--- Required work ---
Repeat the listing that follows character for character, omitting images.

--- Data ---
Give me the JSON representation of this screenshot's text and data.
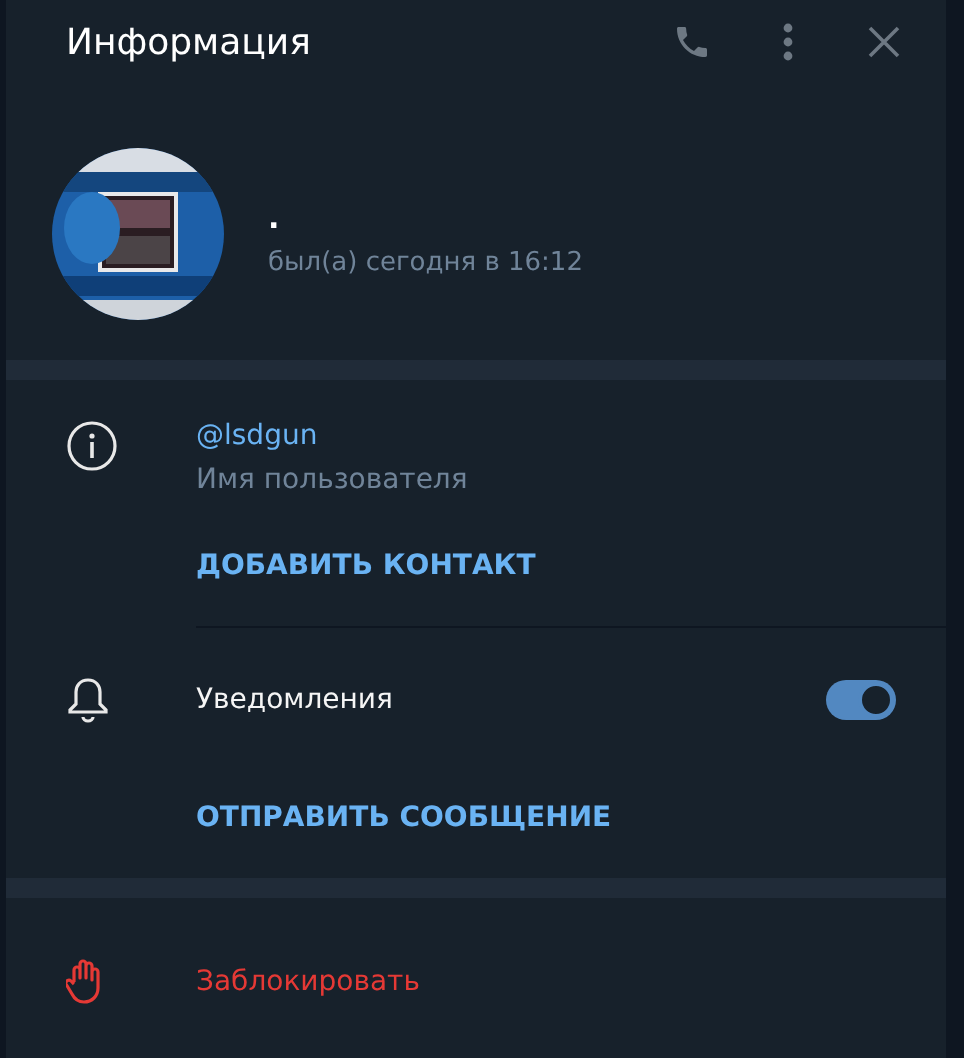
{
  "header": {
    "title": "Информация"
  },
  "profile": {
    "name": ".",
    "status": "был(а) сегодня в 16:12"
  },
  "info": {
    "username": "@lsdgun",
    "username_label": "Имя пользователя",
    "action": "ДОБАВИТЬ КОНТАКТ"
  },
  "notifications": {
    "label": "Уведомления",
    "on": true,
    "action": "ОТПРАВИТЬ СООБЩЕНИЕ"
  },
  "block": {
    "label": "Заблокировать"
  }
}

--- Task result ---
Give me the JSON representation of this screenshot's text and data.
{
  "header": {
    "title": "Информация"
  },
  "profile": {
    "name": ".",
    "status": "был(а) сегодня в 16:12"
  },
  "info": {
    "username": "@lsdgun",
    "username_label": "Имя пользователя",
    "action": "ДОБАВИТЬ КОНТАКТ"
  },
  "notifications": {
    "label": "Уведомления",
    "on": true,
    "action": "ОТПРАВИТЬ СООБЩЕНИЕ"
  },
  "block": {
    "label": "Заблокировать"
  }
}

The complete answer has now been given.